# Instructions for the task
Filter this material down to the lines that contain the string "value", and return those lines.
>>>>
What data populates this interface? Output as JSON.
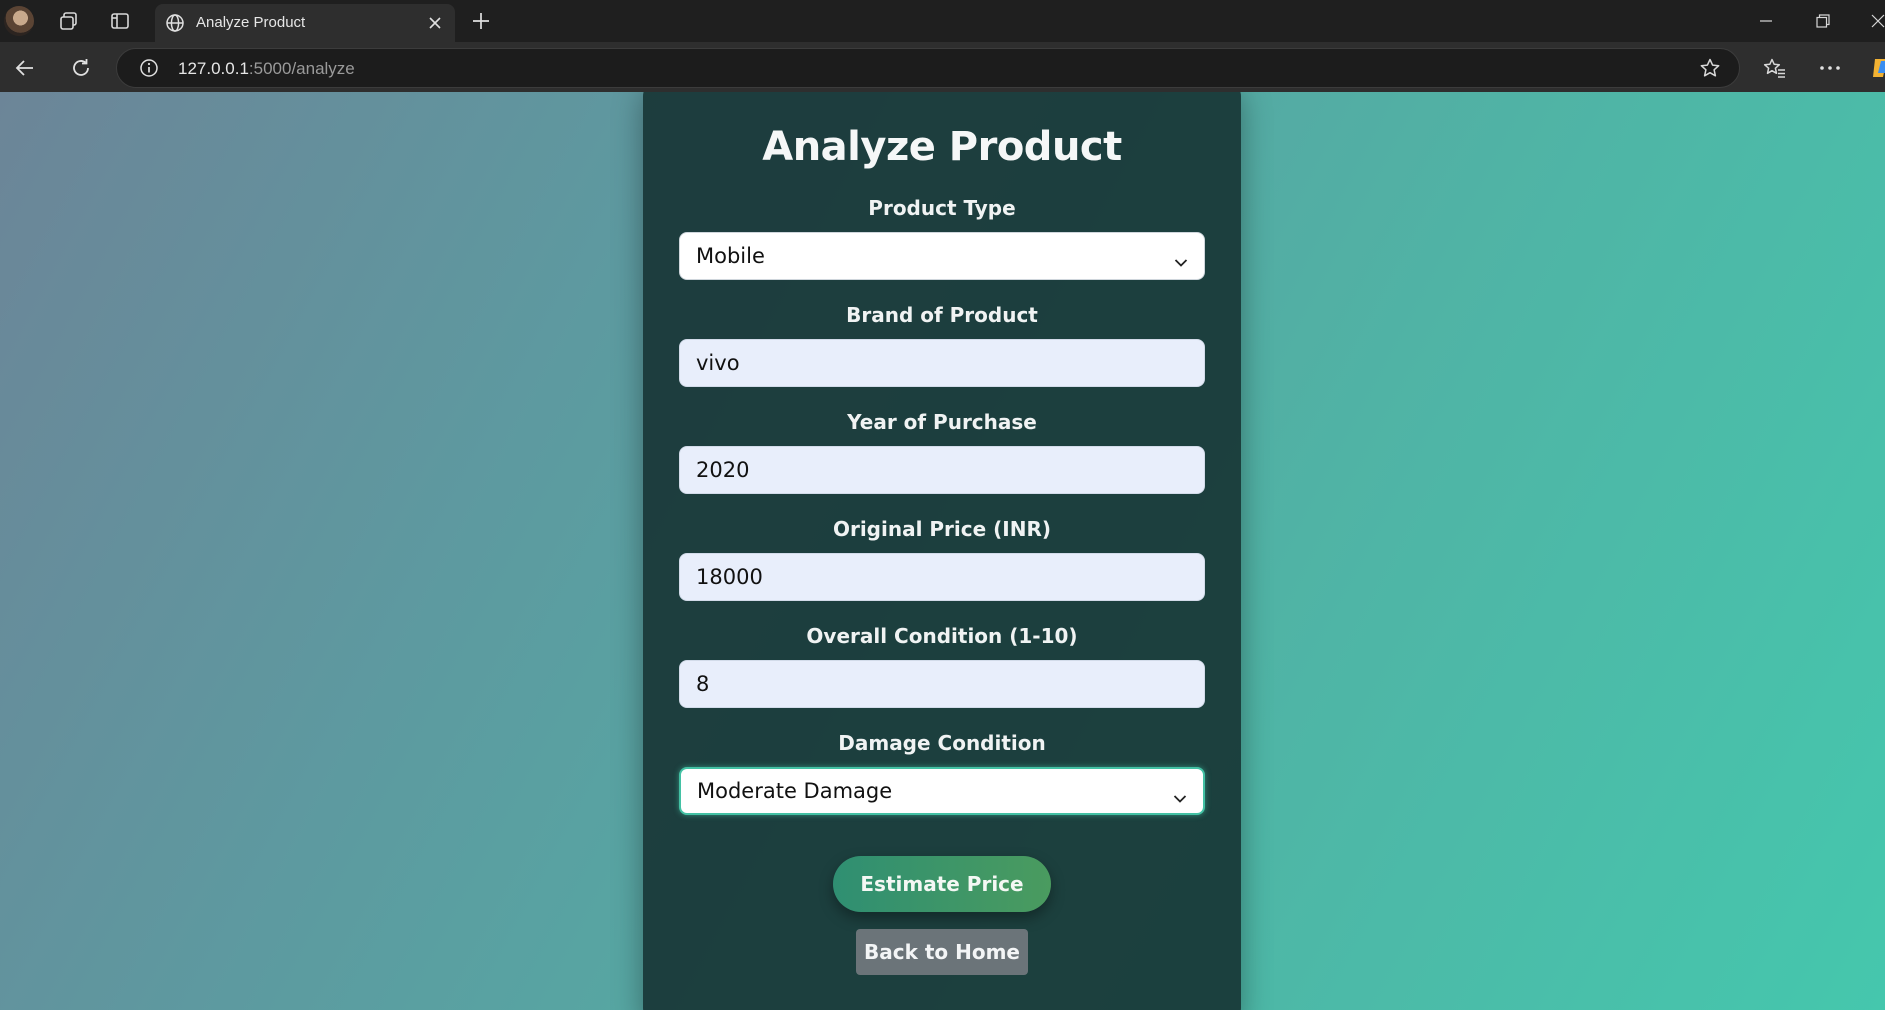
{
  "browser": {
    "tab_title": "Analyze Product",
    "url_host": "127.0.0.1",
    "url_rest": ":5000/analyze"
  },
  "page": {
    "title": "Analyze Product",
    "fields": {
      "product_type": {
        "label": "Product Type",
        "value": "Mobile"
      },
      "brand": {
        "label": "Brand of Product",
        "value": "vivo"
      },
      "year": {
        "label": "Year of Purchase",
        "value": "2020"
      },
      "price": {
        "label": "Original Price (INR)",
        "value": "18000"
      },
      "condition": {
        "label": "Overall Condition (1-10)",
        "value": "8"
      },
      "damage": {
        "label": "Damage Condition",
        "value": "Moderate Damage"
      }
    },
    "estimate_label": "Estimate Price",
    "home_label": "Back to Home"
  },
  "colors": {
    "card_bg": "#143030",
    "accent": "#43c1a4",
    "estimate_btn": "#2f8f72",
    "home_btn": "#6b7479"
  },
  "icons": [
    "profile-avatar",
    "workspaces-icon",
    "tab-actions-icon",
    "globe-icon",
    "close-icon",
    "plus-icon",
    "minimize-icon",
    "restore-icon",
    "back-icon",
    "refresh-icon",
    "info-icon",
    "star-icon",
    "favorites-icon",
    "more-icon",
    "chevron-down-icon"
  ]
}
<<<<
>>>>
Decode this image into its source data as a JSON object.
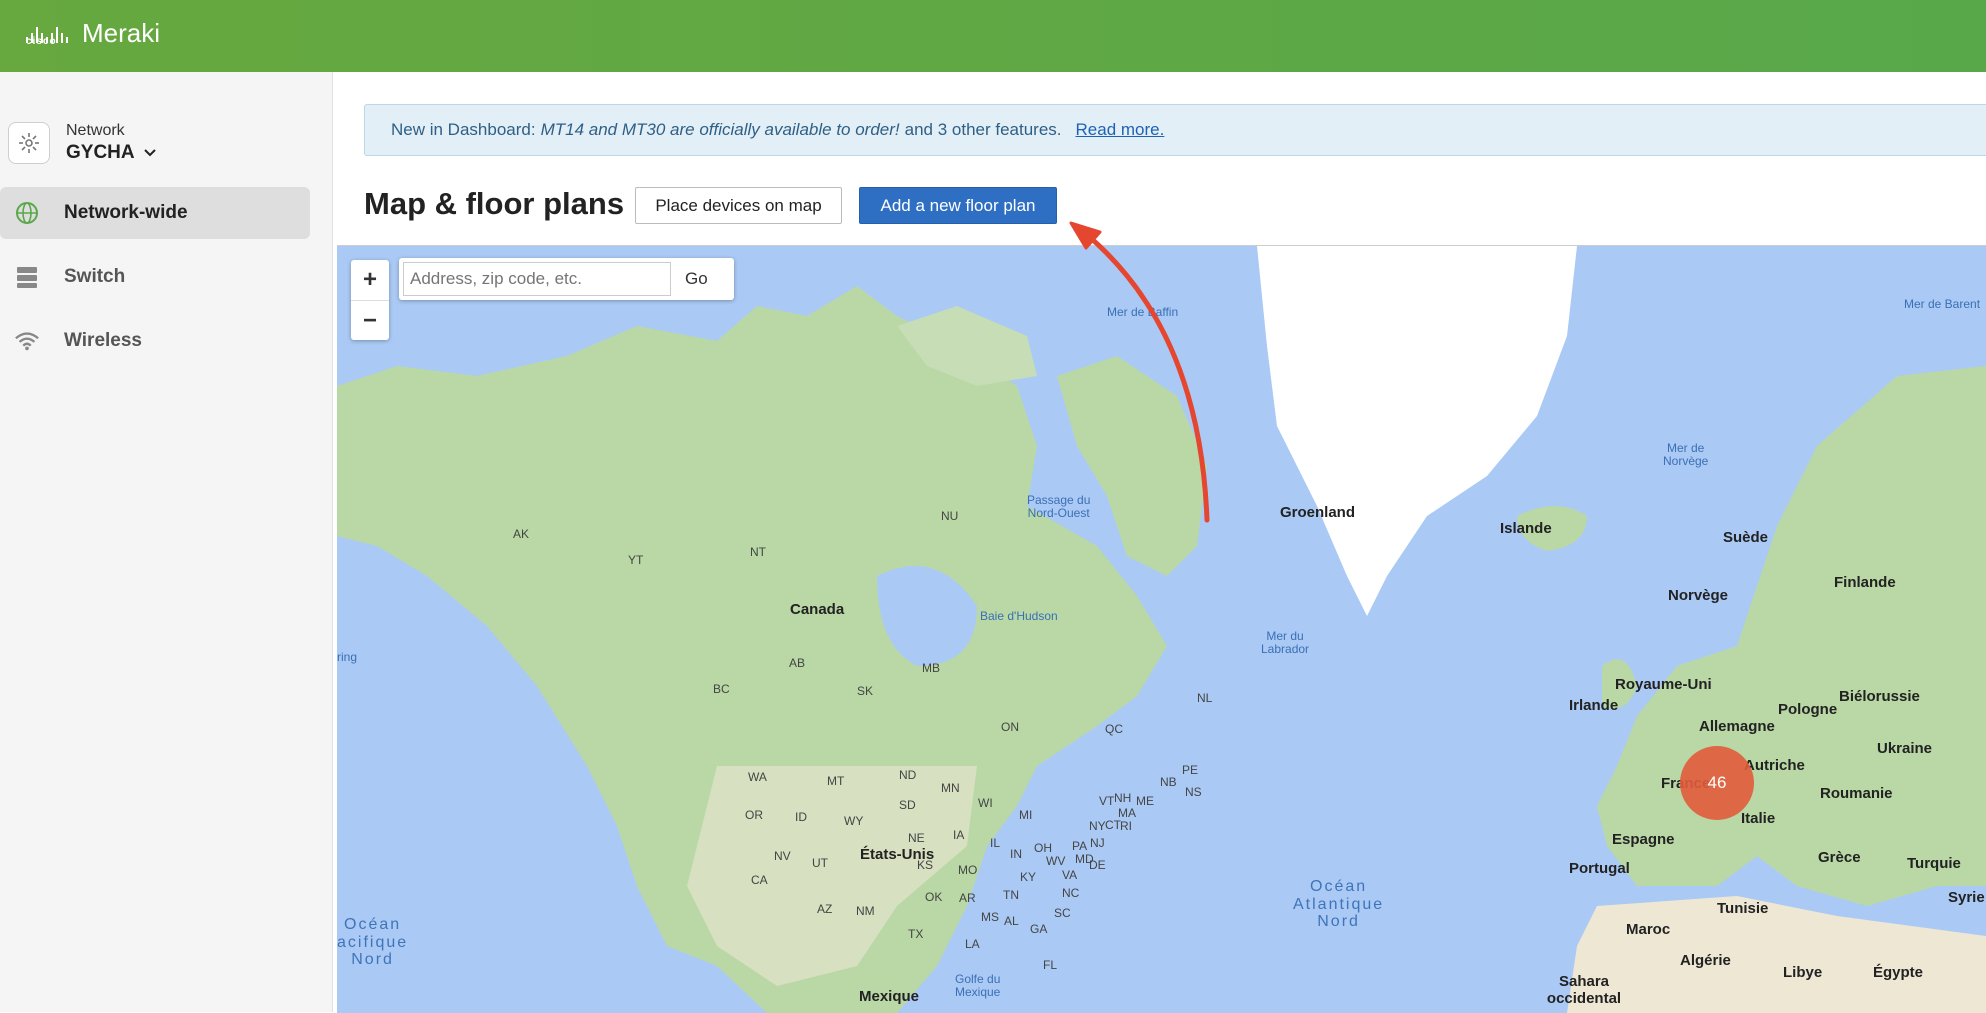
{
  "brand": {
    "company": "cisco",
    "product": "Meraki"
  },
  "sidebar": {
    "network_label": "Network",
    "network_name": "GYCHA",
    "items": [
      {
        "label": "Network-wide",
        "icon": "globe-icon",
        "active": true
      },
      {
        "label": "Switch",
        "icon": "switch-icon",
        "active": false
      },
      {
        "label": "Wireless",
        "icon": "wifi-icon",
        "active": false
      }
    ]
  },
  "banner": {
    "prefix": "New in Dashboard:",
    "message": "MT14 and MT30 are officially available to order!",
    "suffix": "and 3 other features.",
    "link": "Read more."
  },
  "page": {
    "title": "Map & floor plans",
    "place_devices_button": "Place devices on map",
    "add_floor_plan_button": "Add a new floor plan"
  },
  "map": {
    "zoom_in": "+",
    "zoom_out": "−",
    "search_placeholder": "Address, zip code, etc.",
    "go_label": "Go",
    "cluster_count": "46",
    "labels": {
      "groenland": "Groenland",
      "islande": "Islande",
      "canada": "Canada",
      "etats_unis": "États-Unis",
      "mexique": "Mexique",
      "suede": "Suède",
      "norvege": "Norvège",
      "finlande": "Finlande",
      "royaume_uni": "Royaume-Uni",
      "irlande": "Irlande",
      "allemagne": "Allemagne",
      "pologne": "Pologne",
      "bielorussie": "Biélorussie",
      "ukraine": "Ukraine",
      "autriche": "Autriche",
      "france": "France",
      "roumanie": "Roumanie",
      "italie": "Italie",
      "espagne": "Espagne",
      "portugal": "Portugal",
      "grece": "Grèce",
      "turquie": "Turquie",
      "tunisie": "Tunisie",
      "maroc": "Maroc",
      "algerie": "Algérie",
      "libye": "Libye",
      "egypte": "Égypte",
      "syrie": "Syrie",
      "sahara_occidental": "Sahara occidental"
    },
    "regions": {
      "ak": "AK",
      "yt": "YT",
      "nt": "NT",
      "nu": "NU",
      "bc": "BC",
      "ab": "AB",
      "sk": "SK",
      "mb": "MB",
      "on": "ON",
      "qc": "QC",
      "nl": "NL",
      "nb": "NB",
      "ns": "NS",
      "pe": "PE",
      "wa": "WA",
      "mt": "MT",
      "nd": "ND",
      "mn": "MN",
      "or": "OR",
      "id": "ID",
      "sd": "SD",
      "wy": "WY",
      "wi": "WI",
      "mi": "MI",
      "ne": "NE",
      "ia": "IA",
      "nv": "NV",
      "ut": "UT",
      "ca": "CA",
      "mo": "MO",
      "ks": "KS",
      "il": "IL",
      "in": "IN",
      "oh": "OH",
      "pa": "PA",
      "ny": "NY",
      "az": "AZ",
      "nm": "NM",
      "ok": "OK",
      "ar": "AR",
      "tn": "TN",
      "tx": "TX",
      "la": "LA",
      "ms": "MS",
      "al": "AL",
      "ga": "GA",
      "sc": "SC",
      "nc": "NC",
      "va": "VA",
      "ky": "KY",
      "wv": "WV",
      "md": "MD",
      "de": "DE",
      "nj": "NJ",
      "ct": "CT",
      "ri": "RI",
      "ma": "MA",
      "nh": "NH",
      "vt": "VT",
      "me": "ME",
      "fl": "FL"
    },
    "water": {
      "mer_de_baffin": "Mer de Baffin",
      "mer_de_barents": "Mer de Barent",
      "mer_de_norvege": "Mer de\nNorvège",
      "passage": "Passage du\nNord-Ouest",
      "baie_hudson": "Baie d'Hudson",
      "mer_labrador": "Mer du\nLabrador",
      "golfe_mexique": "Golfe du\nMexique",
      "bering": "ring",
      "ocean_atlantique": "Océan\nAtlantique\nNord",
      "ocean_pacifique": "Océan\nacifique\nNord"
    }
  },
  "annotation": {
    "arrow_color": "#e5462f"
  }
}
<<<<
# Exercise response
        "value": "Mobile"
        "value": "vivo"
        "value": "2020"
        "value": "18000"
        "value": "8"
        "value": "Moderate Damage"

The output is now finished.